What happened here? The Tribune analyzed how ACT’s “college readiness benchmarks” lined up with schools’ own ideas of their students’ preparedness. At some of Illinois’ most well-regarded high schools, as it turns out, rather substantial portions of students are falling short of the ACT’s benchmarks, which are supposed to indicate how ready they are to succeed in entry-level credit-bearing college coursework.
Predictably, this sort of thing can prompt some squirming and defensiveness in high schools that are used to elite distinctions. But it takes us back to that persistent question: Exactly how do you define college readiness?
The ACT’s research led it to conclude that students who reach a certain score in given subjects stand a much better chance of succeeding in college coursework than those who don’t produce those scores. High schools can point out, as some in the Tribune story did, that their kids go off to college in droves and are very successful. But how many schools really track their students into college well enough to make that claim with credibility?

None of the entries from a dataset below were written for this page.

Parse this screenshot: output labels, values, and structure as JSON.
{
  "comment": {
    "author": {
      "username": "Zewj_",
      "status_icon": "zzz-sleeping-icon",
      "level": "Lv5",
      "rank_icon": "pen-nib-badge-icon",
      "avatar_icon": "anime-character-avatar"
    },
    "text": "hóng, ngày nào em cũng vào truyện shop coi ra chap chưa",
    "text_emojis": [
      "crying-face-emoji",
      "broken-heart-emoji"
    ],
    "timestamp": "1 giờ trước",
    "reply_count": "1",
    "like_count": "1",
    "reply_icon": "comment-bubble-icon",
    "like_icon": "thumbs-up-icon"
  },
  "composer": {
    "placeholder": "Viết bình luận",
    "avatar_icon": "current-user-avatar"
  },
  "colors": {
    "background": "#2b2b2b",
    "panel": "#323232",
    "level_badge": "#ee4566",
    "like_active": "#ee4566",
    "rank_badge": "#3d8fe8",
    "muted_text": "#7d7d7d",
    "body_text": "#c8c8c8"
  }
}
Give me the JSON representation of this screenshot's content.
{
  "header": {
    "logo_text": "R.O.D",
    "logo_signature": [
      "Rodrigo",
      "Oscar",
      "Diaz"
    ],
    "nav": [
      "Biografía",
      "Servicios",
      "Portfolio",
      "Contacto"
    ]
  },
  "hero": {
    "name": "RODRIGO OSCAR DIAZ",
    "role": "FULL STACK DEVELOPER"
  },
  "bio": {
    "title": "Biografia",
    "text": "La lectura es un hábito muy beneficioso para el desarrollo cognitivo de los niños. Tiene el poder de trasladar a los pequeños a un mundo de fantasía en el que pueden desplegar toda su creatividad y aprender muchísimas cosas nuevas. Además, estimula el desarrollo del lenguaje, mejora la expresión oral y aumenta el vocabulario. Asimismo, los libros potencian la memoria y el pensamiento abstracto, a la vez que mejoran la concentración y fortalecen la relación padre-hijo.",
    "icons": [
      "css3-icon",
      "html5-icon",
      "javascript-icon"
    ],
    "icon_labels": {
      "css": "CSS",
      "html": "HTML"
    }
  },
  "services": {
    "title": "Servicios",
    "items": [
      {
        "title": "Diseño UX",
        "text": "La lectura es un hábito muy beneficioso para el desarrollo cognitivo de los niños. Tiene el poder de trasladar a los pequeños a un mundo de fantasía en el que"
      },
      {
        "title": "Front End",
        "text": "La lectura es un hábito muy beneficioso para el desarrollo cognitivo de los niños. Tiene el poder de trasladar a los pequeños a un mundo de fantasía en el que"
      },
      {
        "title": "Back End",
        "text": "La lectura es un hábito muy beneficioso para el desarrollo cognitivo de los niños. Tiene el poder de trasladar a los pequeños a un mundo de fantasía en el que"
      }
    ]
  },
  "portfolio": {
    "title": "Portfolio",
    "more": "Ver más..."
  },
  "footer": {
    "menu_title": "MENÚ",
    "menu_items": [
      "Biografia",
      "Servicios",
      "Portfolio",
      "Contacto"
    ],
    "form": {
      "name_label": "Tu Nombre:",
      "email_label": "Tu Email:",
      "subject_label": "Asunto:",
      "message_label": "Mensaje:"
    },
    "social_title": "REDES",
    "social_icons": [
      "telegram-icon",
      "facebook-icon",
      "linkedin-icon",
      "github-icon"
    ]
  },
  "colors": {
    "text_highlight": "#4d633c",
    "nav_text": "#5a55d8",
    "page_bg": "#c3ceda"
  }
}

A version of this news article first appeared in the Curriculum Matters blog.